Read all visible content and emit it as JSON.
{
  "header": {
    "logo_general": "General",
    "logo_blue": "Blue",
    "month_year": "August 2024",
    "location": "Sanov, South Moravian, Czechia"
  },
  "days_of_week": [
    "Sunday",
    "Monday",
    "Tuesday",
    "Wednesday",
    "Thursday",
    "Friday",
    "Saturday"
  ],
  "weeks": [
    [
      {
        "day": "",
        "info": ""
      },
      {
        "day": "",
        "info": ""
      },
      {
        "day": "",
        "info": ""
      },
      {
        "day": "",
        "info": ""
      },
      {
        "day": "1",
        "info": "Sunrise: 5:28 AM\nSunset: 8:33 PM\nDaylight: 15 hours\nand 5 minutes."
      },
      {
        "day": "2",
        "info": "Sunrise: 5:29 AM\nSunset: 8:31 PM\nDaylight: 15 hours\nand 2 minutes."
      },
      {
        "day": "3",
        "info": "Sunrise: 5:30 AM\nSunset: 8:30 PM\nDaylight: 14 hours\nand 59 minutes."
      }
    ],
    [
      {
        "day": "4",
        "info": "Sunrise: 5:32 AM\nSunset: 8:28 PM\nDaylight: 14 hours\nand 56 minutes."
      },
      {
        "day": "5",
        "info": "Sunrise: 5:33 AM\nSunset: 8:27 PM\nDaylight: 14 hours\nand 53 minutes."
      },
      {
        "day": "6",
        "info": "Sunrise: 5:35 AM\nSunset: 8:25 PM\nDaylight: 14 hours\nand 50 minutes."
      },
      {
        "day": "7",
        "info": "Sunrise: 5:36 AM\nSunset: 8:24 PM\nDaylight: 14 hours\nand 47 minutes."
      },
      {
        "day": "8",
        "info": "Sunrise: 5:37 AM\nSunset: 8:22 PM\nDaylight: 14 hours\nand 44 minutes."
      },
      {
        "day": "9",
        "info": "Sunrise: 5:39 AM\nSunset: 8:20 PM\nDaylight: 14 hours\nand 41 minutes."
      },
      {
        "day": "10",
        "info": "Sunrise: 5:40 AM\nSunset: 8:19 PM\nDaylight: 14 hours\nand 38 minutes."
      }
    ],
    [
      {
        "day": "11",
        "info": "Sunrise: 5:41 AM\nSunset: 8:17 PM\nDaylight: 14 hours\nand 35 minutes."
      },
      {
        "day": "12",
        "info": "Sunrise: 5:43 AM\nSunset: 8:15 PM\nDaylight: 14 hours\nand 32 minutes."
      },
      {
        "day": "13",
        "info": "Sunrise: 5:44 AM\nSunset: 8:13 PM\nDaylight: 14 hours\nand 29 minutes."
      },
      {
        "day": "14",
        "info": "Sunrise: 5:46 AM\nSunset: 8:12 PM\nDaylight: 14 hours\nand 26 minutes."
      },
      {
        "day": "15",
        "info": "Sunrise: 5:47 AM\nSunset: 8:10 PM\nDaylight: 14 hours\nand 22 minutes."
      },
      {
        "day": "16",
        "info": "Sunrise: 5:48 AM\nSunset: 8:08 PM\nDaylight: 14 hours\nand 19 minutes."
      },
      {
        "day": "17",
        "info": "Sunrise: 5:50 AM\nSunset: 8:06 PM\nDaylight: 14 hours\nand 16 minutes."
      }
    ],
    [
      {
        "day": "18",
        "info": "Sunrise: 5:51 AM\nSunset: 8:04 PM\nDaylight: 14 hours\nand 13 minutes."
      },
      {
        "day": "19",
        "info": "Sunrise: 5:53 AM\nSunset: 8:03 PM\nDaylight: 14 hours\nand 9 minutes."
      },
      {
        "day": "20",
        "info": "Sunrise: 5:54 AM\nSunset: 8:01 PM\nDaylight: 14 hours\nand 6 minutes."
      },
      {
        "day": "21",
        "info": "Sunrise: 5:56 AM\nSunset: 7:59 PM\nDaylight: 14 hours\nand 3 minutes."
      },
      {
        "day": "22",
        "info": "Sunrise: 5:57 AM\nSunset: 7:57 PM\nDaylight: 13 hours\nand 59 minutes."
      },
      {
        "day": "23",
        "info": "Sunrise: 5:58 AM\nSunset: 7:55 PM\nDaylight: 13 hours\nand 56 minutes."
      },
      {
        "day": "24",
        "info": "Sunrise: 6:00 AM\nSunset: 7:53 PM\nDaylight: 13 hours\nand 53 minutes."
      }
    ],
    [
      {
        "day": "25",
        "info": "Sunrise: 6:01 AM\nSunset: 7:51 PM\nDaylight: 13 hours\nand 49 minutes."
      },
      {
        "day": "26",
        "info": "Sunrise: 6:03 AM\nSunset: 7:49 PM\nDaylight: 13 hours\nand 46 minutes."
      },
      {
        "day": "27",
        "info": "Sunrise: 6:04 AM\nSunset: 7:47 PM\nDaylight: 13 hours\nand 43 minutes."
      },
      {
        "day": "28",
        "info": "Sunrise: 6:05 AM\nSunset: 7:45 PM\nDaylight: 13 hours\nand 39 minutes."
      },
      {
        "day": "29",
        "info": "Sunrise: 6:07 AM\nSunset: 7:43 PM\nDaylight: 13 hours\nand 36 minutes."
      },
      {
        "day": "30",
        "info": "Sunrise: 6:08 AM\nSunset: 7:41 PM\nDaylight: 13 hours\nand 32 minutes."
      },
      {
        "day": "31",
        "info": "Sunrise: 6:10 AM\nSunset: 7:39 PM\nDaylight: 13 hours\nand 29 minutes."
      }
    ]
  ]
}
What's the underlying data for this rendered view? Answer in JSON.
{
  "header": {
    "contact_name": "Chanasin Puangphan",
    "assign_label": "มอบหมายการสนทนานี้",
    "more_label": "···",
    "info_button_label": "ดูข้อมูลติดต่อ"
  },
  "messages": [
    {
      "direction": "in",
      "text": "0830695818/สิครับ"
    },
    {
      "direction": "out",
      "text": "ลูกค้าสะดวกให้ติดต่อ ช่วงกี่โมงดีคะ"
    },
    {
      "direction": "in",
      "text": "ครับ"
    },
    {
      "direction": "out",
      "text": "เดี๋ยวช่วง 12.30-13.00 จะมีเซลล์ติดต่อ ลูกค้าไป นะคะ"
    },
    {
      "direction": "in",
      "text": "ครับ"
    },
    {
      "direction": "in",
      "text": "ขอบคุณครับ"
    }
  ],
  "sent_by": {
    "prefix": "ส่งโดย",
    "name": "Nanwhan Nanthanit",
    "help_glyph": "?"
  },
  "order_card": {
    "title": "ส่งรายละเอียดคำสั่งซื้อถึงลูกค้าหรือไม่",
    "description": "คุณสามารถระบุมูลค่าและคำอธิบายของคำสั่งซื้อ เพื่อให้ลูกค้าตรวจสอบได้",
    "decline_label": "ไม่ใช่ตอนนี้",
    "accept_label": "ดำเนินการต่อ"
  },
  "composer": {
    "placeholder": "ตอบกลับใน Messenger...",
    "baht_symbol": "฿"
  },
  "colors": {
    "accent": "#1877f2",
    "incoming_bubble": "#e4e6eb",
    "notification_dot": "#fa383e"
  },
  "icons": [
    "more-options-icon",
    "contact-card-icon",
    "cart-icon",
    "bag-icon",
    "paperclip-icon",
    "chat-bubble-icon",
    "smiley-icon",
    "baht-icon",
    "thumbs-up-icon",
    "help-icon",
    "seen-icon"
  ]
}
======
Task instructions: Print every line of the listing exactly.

Reply to the task:
Read all visible content and emit it as JSON.
{
  "header": {
    "logo_general": "General",
    "logo_blue": "Blue",
    "month_year": "August 2024",
    "location": "Sanov, South Moravian, Czechia"
  },
  "days_of_week": [
    "Sunday",
    "Monday",
    "Tuesday",
    "Wednesday",
    "Thursday",
    "Friday",
    "Saturday"
  ],
  "weeks": [
    [
      {
        "day": "",
        "info": ""
      },
      {
        "day": "",
        "info": ""
      },
      {
        "day": "",
        "info": ""
      },
      {
        "day": "",
        "info": ""
      },
      {
        "day": "1",
        "info": "Sunrise: 5:28 AM\nSunset: 8:33 PM\nDaylight: 15 hours\nand 5 minutes."
      },
      {
        "day": "2",
        "info": "Sunrise: 5:29 AM\nSunset: 8:31 PM\nDaylight: 15 hours\nand 2 minutes."
      },
      {
        "day": "3",
        "info": "Sunrise: 5:30 AM\nSunset: 8:30 PM\nDaylight: 14 hours\nand 59 minutes."
      }
    ],
    [
      {
        "day": "4",
        "info": "Sunrise: 5:32 AM\nSunset: 8:28 PM\nDaylight: 14 hours\nand 56 minutes."
      },
      {
        "day": "5",
        "info": "Sunrise: 5:33 AM\nSunset: 8:27 PM\nDaylight: 14 hours\nand 53 minutes."
      },
      {
        "day": "6",
        "info": "Sunrise: 5:35 AM\nSunset: 8:25 PM\nDaylight: 14 hours\nand 50 minutes."
      },
      {
        "day": "7",
        "info": "Sunrise: 5:36 AM\nSunset: 8:24 PM\nDaylight: 14 hours\nand 47 minutes."
      },
      {
        "day": "8",
        "info": "Sunrise: 5:37 AM\nSunset: 8:22 PM\nDaylight: 14 hours\nand 44 minutes."
      },
      {
        "day": "9",
        "info": "Sunrise: 5:39 AM\nSunset: 8:20 PM\nDaylight: 14 hours\nand 41 minutes."
      },
      {
        "day": "10",
        "info": "Sunrise: 5:40 AM\nSunset: 8:19 PM\nDaylight: 14 hours\nand 38 minutes."
      }
    ],
    [
      {
        "day": "11",
        "info": "Sunrise: 5:41 AM\nSunset: 8:17 PM\nDaylight: 14 hours\nand 35 minutes."
      },
      {
        "day": "12",
        "info": "Sunrise: 5:43 AM\nSunset: 8:15 PM\nDaylight: 14 hours\nand 32 minutes."
      },
      {
        "day": "13",
        "info": "Sunrise: 5:44 AM\nSunset: 8:13 PM\nDaylight: 14 hours\nand 29 minutes."
      },
      {
        "day": "14",
        "info": "Sunrise: 5:46 AM\nSunset: 8:12 PM\nDaylight: 14 hours\nand 26 minutes."
      },
      {
        "day": "15",
        "info": "Sunrise: 5:47 AM\nSunset: 8:10 PM\nDaylight: 14 hours\nand 22 minutes."
      },
      {
        "day": "16",
        "info": "Sunrise: 5:48 AM\nSunset: 8:08 PM\nDaylight: 14 hours\nand 19 minutes."
      },
      {
        "day": "17",
        "info": "Sunrise: 5:50 AM\nSunset: 8:06 PM\nDaylight: 14 hours\nand 16 minutes."
      }
    ],
    [
      {
        "day": "18",
        "info": "Sunrise: 5:51 AM\nSunset: 8:04 PM\nDaylight: 14 hours\nand 13 minutes."
      },
      {
        "day": "19",
        "info": "Sunrise: 5:53 AM\nSunset: 8:03 PM\nDaylight: 14 hours\nand 9 minutes."
      },
      {
        "day": "20",
        "info": "Sunrise: 5:54 AM\nSunset: 8:01 PM\nDaylight: 14 hours\nand 6 minutes."
      },
      {
        "day": "21",
        "info": "Sunrise: 5:56 AM\nSunset: 7:59 PM\nDaylight: 14 hours\nand 3 minutes."
      },
      {
        "day": "22",
        "info": "Sunrise: 5:57 AM\nSunset: 7:57 PM\nDaylight: 13 hours\nand 59 minutes."
      },
      {
        "day": "23",
        "info": "Sunrise: 5:58 AM\nSunset: 7:55 PM\nDaylight: 13 hours\nand 56 minutes."
      },
      {
        "day": "24",
        "info": "Sunrise: 6:00 AM\nSunset: 7:53 PM\nDaylight: 13 hours\nand 53 minutes."
      }
    ],
    [
      {
        "day": "25",
        "info": "Sunrise: 6:01 AM\nSunset: 7:51 PM\nDaylight: 13 hours\nand 49 minutes."
      },
      {
        "day": "26",
        "info": "Sunrise: 6:03 AM\nSunset: 7:49 PM\nDaylight: 13 hours\nand 46 minutes."
      },
      {
        "day": "27",
        "info": "Sunrise: 6:04 AM\nSunset: 7:47 PM\nDaylight: 13 hours\nand 43 minutes."
      },
      {
        "day": "28",
        "info": "Sunrise: 6:05 AM\nSunset: 7:45 PM\nDaylight: 13 hours\nand 39 minutes."
      },
      {
        "day": "29",
        "info": "Sunrise: 6:07 AM\nSunset: 7:43 PM\nDaylight: 13 hours\nand 36 minutes."
      },
      {
        "day": "30",
        "info": "Sunrise: 6:08 AM\nSunset: 7:41 PM\nDaylight: 13 hours\nand 32 minutes."
      },
      {
        "day": "31",
        "info": "Sunrise: 6:10 AM\nSunset: 7:39 PM\nDaylight: 13 hours\nand 29 minutes."
      }
    ]
  ]
}
What's the underlying data for this rendered view? Answer in JSON.
{
  "header": {
    "contact_name": "Chanasin Puangphan",
    "assign_label": "มอบหมายการสนทนานี้",
    "more_label": "···",
    "info_button_label": "ดูข้อมูลติดต่อ"
  },
  "messages": [
    {
      "direction": "in",
      "text": "0830695818/สิครับ"
    },
    {
      "direction": "out",
      "text": "ลูกค้าสะดวกให้ติดต่อ ช่วงกี่โมงดีคะ"
    },
    {
      "direction": "in",
      "text": "ครับ"
    },
    {
      "direction": "out",
      "text": "เดี๋ยวช่วง 12.30-13.00 จะมีเซลล์ติดต่อ ลูกค้าไป นะคะ"
    },
    {
      "direction": "in",
      "text": "ครับ"
    },
    {
      "direction": "in",
      "text": "ขอบคุณครับ"
    }
  ],
  "sent_by": {
    "prefix": "ส่งโดย",
    "name": "Nanwhan Nanthanit",
    "help_glyph": "?"
  },
  "order_card": {
    "title": "ส่งรายละเอียดคำสั่งซื้อถึงลูกค้าหรือไม่",
    "description": "คุณสามารถระบุมูลค่าและคำอธิบายของคำสั่งซื้อ เพื่อให้ลูกค้าตรวจสอบได้",
    "decline_label": "ไม่ใช่ตอนนี้",
    "accept_label": "ดำเนินการต่อ"
  },
  "composer": {
    "placeholder": "ตอบกลับใน Messenger...",
    "baht_symbol": "฿"
  },
  "colors": {
    "accent": "#1877f2",
    "incoming_bubble": "#e4e6eb",
    "notification_dot": "#fa383e"
  },
  "icons": [
    "more-options-icon",
    "contact-card-icon",
    "cart-icon",
    "bag-icon",
    "paperclip-icon",
    "chat-bubble-icon",
    "smiley-icon",
    "baht-icon",
    "thumbs-up-icon",
    "help-icon",
    "seen-icon"
  ]
}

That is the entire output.